How appropriate that Robert Bork would weigh in on the Libby conviction to assert that Fitzgerald's appointment might not be constitutional. Over thirty years later and he's still trying to fire the guy investigating the Republican Administration.
Mind you, Bork is not alone. Vikram Amar, Randy Barnett, Alan Dershowitz, Viet Dinh, Douglas Kmiec, Gary Lawson, Earl Maltz, Thomas Merrill, Robert Nagel, Richard Parker, and Robert Pushaw. Some interesting in names in that list, from a fwe good liberals, to architects of unitary executive, to Dershowitz, who served as such a nice liberal voice justifying torture.
At issue, these constitutional law scholars argue, is whether or not Fitzgerald was acting as an inferior or superior officer. His example is not precisely similar to previous examples of special counsels, and therefore it needs to be judged anew.
I'm going to go visit with my mom, so others are going to have to weigh in on the legal strength of this brief. I will say, from a rhetorical standpoint it is quite strong. I especially like how they use Lawrence Tribe to make many of their key arguments. They also use some of Comey's shrewdest moves designed to allow Fitzgerald to carry out his investigation against the constitutionality of the position now. No dummies, these guys.
That said, I do want to stress that this issue has ramifications beyond the question of whether Libby goes to jail before Bush pardons him. Here's what Judge Walton had to say about the issue (sorry that it's so sketchy--the server was crashing):
Walton: as far as appointment clause, the question is the extent to which there is appropriate supervision over Mr. Fitz and his operation. He was obviously confirmed by senate, occupies a position in Chicago as USA, he was tasked to conduct this investigation, even though AG, and DAG, have recused themselves, there was no indication they had recused themselves wrt supervisory issues if he did not conduct himself according to rules and regulations of DOJ.
Otherwise it seems to me that people who occupy high levels of DOJ, it would mean people who have direct responsibility for DOJ couldn’t be brought in. [my emphasis]
Walton provides a basic claim that Fitzgerald is an inferior officer since the AG could still fire him (hell--in this DOJ, even Kyle Sampson or Monica Goodling could fire him, apparently). More importantly, Walton explains the reason for the necessary legality of the Special Counsel: Because if we can't have a Special Counsel free of direct oversight of the AG, then there is no way to investigate those who occupy high levels of DOJ or those who have direct responsibility for it.

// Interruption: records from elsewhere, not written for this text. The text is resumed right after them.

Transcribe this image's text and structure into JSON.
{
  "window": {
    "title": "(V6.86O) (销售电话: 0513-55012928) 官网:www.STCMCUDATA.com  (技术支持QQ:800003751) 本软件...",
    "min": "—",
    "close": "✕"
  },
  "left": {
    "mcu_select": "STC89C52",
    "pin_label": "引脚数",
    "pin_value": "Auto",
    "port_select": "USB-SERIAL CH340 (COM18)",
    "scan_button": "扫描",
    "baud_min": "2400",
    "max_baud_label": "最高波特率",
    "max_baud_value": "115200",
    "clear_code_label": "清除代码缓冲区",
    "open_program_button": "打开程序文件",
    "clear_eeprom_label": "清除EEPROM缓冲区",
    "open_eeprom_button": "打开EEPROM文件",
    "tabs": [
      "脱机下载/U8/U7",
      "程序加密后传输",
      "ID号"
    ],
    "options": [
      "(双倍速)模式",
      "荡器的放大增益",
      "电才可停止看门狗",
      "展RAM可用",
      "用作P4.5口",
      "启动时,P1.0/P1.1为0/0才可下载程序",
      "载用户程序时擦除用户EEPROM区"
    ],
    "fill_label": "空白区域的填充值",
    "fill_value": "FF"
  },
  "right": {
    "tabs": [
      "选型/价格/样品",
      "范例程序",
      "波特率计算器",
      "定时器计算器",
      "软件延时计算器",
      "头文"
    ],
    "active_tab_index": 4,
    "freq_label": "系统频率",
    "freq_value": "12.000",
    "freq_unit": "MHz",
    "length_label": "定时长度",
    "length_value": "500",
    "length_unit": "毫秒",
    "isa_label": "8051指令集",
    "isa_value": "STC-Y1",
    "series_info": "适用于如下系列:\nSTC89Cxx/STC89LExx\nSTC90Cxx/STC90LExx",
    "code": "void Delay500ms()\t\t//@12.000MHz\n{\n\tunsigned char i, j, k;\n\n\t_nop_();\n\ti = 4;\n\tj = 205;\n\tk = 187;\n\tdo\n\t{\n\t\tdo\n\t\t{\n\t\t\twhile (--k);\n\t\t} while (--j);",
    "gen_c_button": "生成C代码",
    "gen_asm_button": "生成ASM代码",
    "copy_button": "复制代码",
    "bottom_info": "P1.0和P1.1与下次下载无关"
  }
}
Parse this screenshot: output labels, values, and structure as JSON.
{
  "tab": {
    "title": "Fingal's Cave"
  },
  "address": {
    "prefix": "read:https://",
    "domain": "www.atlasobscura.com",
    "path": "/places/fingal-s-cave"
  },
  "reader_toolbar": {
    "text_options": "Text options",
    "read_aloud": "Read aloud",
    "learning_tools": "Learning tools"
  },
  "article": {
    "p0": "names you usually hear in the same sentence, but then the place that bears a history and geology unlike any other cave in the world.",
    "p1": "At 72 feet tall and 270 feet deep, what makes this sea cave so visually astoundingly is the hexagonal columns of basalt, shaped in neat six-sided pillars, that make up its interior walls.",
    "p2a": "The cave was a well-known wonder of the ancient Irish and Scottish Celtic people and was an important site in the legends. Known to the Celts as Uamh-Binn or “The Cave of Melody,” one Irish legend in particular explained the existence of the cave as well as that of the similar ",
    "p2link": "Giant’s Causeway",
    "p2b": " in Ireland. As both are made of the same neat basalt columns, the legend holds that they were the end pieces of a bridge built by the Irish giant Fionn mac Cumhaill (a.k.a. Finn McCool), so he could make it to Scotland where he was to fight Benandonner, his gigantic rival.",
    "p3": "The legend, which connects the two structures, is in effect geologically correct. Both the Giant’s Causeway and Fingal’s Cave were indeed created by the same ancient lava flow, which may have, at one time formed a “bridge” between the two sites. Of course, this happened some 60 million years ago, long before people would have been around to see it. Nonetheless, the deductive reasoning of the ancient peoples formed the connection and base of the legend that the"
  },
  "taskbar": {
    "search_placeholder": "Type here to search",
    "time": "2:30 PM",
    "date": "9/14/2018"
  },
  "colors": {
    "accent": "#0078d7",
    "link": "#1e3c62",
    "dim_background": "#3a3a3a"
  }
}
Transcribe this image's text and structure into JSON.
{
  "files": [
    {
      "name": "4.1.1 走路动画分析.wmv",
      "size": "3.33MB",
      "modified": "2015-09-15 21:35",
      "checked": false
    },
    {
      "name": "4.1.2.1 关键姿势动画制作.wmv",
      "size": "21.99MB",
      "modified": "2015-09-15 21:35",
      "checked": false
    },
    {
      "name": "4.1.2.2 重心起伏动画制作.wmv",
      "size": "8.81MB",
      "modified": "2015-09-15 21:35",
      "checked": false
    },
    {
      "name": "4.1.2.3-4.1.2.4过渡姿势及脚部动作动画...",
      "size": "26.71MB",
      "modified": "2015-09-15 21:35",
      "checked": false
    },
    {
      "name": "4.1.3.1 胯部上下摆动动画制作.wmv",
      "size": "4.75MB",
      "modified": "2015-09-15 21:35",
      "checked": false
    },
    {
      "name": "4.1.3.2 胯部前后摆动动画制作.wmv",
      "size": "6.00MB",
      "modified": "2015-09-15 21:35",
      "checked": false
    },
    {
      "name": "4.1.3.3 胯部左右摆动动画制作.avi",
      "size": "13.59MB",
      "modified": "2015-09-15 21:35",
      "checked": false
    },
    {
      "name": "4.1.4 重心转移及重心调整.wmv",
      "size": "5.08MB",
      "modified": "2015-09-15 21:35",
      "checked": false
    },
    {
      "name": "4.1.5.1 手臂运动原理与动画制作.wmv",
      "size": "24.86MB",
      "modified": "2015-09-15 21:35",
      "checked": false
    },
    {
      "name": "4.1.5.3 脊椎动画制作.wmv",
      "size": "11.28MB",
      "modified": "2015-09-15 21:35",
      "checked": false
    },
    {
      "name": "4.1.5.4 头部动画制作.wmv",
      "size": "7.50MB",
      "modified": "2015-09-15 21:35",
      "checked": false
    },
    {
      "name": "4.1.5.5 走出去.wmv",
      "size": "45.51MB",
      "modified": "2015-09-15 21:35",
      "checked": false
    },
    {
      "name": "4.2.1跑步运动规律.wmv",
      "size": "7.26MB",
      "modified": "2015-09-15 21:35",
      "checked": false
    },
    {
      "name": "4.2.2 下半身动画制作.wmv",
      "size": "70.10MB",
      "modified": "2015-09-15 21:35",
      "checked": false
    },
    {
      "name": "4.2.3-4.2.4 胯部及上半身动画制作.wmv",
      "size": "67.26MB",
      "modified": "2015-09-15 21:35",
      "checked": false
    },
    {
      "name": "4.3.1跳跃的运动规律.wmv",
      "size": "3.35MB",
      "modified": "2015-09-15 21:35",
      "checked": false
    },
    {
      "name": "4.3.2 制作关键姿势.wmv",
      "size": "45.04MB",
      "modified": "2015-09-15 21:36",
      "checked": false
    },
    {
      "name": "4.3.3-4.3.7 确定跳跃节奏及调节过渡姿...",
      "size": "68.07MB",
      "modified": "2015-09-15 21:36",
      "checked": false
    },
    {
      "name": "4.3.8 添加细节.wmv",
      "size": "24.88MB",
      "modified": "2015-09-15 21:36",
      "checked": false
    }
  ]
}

In other words, if Fitzgerald's appointment is unconstitutional, Walton was arguing, we can't hold Alberto Gonzales or Dick Cheney or George Bush to account.
That's not really a constitutional argument, mind you, it's a pragmatic one. But it really underscores the importance of this issue. Because Bork is not just trying to get Fitzgerald fired. He's trying to get the next Special Counsel--the one investigating BushCo constitutional violations--fired.